In OpenKODE 1.0.2 specification 8.4.5 kdInstallCallback

It is unclear to me if eventuserptr is also set to KDEvent.userptr when the callback is called.

If yes, then is userptr changed before calling the callback in the case when I registered two callbacks with the same event but different userptrs?

In addition: what happens if I set a timer via kdSetTimer and listen to the event via kdInstallCallback.
In this case I have two eventuserptr. One from SetTimer and one from InstallCallback.
Comment 1 Tim Renouf 2009-07-20 04:55:03 PDT
The spec says:

    This function installs or removes a callback function for a
    particular set of event type and user pointer combinations,
    as specified by the eventtype and eventuserptr parameters.
    Setting eventtype to 0 matches any event type,
    including event type 0. Setting eventuserptr to KD_NULL
    matches any user pointer, including KD_NULL.

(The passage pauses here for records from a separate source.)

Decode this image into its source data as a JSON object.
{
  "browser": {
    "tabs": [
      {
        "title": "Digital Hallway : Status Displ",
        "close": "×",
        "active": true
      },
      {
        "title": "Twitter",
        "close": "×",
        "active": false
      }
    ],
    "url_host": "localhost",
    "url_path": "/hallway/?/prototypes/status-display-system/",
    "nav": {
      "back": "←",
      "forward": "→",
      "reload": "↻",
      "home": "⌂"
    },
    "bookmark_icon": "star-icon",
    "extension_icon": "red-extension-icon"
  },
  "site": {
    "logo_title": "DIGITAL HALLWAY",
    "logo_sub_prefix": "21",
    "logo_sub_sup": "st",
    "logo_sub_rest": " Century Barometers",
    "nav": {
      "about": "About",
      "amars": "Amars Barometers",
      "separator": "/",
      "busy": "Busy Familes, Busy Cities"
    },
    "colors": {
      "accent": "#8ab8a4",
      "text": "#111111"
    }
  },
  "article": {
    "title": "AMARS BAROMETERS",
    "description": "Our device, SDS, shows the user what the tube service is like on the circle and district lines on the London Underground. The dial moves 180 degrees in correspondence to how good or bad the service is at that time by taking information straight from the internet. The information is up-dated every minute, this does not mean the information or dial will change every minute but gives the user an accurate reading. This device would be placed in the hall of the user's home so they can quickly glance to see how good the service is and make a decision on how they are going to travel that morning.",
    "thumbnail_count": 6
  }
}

So the eventuserptr you give to kdInstallCallback helps to determine which events are handled by your new callback. Your callback will only be called for an event whose userptr has the value you specify in kdInstallCallback (unless you specify KD_NULL, in which case it is called for any userptr).

The event's userptr is not explicitly set to the eventuserptr value supplied to kdInstallCallback, although it will have the same value because of the above matching process, unless you gave a value of KD_NULL to kdInstallCallback.

Do you have any suggestion on how to make this clearer for people reading the spec ?

Comment 2 Ralf Engels 2009-07-20 06:02:42 PDT
that clears it up but also makes it a lot more difficult to use as e.g. an application could catch timer events that were intended for a library it uses by just registering a callback.
Comment 3 Daniel Kartch 2009-07-22 13:30:04 PDT
If the application sticks to registering specific eventuserptrs in its own callbacks, then there is no danger, because the application won't know the library's userptr to override it. If I'm interpreting the spec correctly, then there is a danger of this if the application specifies KD_NULL as the userptr, since this overrides any more specific pointers provided for a given event type. It might have been better had KD_NULL been to defined to match any events for which a more specific callback doesn't already exist, rather than all events. (I.e., a default, rather than an override.)

However, that said, if a library is registering callbacks within an application thread, then it is already making assumptions that either: the application will at some point call an event pumping function so that these events are processed; or they will be processed when a subsequent library call is made, and that it is safe for any of the application's registered callbacks to be handled at that time as well. This implies at least a mimimal level of cooperation/coordination between library and application when it comes to event handling, and it is not unreasonable to assume that they will know enough not to stomp on each other.  If a library needs to have events automatically handled without any coordination with the application, it should probably spawn its own separate thread in which to process these events.
Comment 4 Tim Renouf 2009-07-24 04:48:04 PDT
> If the application sticks to registering specific eventuserptrs in its own
> callbacks, then there is no danger, because the application won't know the
> library's userptr to override it.

Yes, as long as everyone is using a pointer to some memory they own as the eventuserptr, so there is no clash.

Ralf, are you happy with this, or do you think there should be some clarification to the text ?

-Tim Renouf, OpenKODE spec editor
Comment 5 Ralf Engels 2009-07-27 04:58:20 PDT
The description of userptr in 8.3.1 is a little unclear even after your explanation. Actually the use of it is only clear after I already know it.

Maybe mentioning global events and kdSetEventUserptr at this place would help.
Comment 6 Tim Renouf 2009-07-30 04:09:19 PDT
How about if we add to the end of the first paragraph in the Description section, repeating a bit of 8.3.1:

  The user pointer of an event was provided by the application to the API
  that generates the event. Each event type documents where its userptr
  value comes from.

This doesn't explicitly mention global events, but if you look at the documentation for a particular global event it does tell you the userptr comes from kdSetEventUserptr.

Is that any better ?